Football and MMA drive OR lottery betting growth in June

Posted On Aug 24 2021 by

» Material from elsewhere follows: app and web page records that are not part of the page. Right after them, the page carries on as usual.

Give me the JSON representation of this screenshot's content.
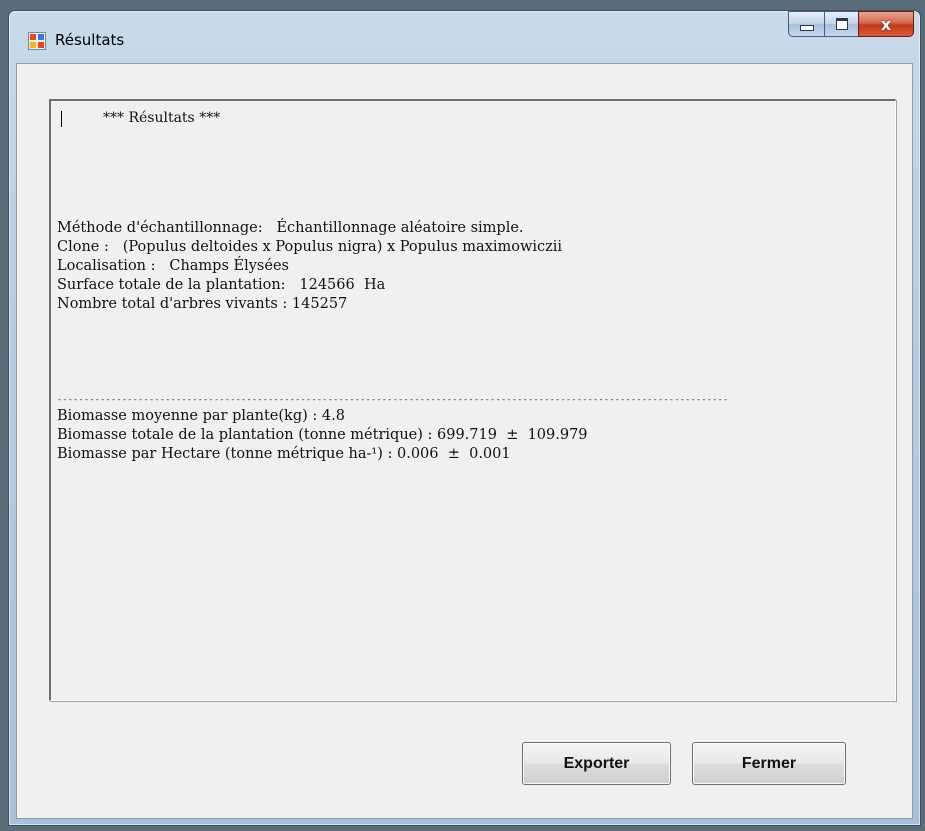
{
  "window": {
    "title": "Résultats",
    "caption": {
      "close_glyph": "x"
    }
  },
  "results": {
    "heading": "*** Résultats ***",
    "method_label": "Méthode d'échantillonnage:",
    "method_value": "Échantillonnage aléatoire simple.",
    "clone_label": "Clone :",
    "clone_value": "(Populus deltoides x Populus nigra) x Populus maximowiczii",
    "location_label": "Localisation :",
    "location_value": "Champs Élysées",
    "area_label": "Surface totale de la plantation:",
    "area_value": "124566",
    "area_unit": "Ha",
    "trees_label": "Nombre total d'arbres vivants :",
    "trees_value": "145257",
    "separator": "----------------------------------------------------------------------------------------------------------------------------",
    "biomass_mean_label": "Biomasse moyenne par plante(kg) :",
    "biomass_mean_value": "4.8",
    "biomass_total_label": "Biomasse totale de la plantation (tonne métrique) :",
    "biomass_total_value": "699.719",
    "biomass_total_error": "109.979",
    "biomass_ha_label": "Biomasse par Hectare (tonne métrique ha-¹) :",
    "biomass_ha_value": "0.006",
    "biomass_ha_error": "0.001",
    "plus_minus": "±"
  },
  "buttons": {
    "export_label": "Exporter",
    "close_label": "Fermer"
  }
}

first_img Regions: US Oregon Finance Tags: Mobile Online Gambling Topics: Finance Sports betting Email Address The Oregon Lottery’s SBTech-powered sportsbook app Score Board has seen revenue and handle growth continue into June, thanks again to the strong performance of football, mixed martial arts and table tennis. 3rd August 2020 | By contenteditor AddThis Sharing ButtonsShare to LinkedInLinkedInShare to FacebookFacebookShare to TwitterTwitter The Oregon Lottery’s SBTech-powered sportsbook app Score Board has seen revenue and handle growth continue into June, thanks again to the strong performance of football, mixed martial arts and table tennis.Total turnover for the offering was up 8.2% month-over-month to $7.9m (£6.0m/€6.7m), with table tennis once again the most popular sport. While table tennis failed to match its $3.8m handle from May, its June total of $2.8m of stakes was again the largest across all sports.Football, in a month when European leagues such as the English Premier League, Italy’s Serie A and Spain’s La Liga resumed, saw handle almost double month-on-month, rising 93.8% to $1.9m.Mixed martial arts (MMA), on the other hand, saw its handle remain flat compared to May, at $1.0m.After player winnings, revenue for the month came to $777,903, a 30.1% improvement on the prior month, and suggesting a margin of 9.82%. Football was the main source of revenue, accounting for $239,360 of the total, followed by MMA on $205,695. Table tennis, despite its higher handle, came in third with revenue of $178,579.Over the month 7,782 unique active players placed 258,565 bets, at an average value of $30.64, with 674 new registrations in June.Read the full story on iGB North America. Subscribe to the iGaming newsletter Football and MMA drive OR lottery betting growth in Junelast_img read more